Aim. Optimal lactate removal was reported to occur at workrate between 30% and 70% V.O2max. However, it has been recently recommended to quantify exercise intensity not in percentage of V.O2max but in relation to validated metabolic reference points such as the individual anaerobic threshold (IAT) and the individual ventilatory threshold (IVT). The purpose of this study was to examine the effect on lactate removal of different recovery workrates below the IAT defined calculating the difference (∆T) between IAT and IVT, then choosing the IVT+50%∆T, the IVT and the IVT-50%∆T workrates.

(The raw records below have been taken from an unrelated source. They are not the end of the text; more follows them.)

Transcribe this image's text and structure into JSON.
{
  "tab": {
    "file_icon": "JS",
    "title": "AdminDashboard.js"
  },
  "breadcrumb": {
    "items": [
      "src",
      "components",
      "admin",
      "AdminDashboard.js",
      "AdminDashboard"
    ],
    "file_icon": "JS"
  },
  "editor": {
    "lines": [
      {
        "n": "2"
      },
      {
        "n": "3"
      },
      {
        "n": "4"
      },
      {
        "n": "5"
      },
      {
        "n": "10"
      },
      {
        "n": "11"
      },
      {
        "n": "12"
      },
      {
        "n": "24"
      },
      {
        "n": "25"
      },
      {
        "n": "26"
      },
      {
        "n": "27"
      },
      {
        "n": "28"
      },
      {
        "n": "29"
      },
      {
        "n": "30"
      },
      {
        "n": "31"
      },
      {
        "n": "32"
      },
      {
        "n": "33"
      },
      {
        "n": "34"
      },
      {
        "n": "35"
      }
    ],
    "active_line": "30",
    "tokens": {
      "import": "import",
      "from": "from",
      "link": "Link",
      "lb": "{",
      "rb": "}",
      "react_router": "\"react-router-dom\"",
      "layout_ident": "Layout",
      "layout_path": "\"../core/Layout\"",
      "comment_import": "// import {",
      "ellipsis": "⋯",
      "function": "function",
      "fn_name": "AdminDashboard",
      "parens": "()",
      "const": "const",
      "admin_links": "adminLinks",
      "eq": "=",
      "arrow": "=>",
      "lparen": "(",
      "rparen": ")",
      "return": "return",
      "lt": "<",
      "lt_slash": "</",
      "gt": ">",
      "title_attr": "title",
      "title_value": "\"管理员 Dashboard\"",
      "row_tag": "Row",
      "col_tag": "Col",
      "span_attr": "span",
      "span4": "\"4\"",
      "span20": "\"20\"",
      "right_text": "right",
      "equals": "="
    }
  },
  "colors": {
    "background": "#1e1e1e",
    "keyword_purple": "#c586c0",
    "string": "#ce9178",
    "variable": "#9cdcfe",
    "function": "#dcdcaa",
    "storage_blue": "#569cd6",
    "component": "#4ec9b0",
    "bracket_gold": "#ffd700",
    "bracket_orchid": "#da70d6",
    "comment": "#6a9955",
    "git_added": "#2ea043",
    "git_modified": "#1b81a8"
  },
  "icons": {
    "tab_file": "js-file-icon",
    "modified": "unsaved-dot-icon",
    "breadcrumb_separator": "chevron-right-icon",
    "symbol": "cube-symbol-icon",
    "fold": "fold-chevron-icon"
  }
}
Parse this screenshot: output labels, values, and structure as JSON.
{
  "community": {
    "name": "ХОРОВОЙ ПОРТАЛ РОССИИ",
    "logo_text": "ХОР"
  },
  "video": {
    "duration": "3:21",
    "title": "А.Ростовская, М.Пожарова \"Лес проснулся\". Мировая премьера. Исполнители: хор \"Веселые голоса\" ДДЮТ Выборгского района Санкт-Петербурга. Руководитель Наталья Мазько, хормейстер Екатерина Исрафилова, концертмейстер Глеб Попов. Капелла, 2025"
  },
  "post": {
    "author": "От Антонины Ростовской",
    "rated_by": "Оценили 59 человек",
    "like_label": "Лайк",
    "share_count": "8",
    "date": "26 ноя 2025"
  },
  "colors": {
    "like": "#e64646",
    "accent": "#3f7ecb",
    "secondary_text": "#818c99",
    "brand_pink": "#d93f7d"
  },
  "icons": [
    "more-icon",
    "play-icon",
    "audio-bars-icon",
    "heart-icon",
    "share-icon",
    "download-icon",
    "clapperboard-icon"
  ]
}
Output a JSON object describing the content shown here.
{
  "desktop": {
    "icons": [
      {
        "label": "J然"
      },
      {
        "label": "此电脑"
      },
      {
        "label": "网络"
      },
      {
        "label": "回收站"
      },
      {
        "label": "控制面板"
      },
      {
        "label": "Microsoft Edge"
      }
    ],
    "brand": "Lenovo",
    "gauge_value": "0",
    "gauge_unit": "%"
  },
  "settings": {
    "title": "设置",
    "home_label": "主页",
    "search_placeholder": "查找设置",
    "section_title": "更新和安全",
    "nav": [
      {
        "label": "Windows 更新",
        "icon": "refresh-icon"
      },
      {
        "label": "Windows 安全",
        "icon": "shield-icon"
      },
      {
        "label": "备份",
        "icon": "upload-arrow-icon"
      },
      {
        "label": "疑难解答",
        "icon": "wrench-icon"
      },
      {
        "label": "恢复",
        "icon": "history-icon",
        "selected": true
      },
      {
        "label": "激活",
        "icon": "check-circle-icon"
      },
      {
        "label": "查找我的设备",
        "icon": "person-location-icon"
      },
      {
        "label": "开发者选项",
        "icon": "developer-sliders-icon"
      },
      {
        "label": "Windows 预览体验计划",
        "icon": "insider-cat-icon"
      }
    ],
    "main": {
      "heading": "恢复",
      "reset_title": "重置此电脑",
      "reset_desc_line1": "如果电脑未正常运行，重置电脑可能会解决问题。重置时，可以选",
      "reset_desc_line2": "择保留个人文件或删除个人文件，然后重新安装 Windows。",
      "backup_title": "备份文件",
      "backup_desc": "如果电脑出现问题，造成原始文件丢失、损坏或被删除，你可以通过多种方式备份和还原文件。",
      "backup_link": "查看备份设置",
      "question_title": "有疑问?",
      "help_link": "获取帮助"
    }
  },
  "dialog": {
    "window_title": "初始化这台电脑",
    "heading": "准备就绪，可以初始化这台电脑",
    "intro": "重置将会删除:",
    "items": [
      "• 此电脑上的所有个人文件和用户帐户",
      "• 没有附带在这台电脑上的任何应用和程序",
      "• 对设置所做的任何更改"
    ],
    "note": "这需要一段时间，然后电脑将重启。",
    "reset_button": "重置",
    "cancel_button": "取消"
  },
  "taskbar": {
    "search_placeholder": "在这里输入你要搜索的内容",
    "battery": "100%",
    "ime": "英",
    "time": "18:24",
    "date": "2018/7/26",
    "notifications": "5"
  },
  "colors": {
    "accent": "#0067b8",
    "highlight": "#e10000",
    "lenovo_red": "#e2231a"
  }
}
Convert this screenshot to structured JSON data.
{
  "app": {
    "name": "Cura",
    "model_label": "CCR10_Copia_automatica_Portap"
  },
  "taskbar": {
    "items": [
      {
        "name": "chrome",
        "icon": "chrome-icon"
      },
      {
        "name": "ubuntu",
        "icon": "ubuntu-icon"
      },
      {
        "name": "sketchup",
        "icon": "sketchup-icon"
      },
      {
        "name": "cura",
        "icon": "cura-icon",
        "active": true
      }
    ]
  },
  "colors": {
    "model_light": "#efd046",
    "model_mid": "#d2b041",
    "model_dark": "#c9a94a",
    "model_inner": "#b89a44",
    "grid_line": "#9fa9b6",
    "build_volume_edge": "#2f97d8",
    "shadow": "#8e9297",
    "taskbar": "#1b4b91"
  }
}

Methods. Eight male triathletes (V.O2max 69.7±4.7, V.O2IAT 52.9±4, V.O2IVT 41.1±4.7 mL.kg-1.min-1), after a 6-min treadmill run at 75% of difference between IAT and V.O2max, performed in a random order the following 30-min recovery treatments: 1) run at IVT+50%∆T, 2) at IVT, 3) at IVT-50%∆T, 4) passive. Blood lactate was measured at 1, 3, 6, 9, 12, 15, 20, 25, 30 minutes of recovery.
Results. All active recovery workrates (from 50±5% to 67±4% V.O2max) were within the range previously reported for optimal lactate removal, and significantly more efficient than passive recovery on lactate removal curve (% of accumulated lactate above rest value). However, significant differences (P<0.01) were found among active recovery intensities: the IVT-50%∆T was the most efficient workrate from the 9th minute to 30th minute.
Conclusion. In triathletes, the IVT-50%∆T was the optimal workrate for lactate removal; moreover none of the studied active workrate showed further lactate decrease after the 20th minute of recovery.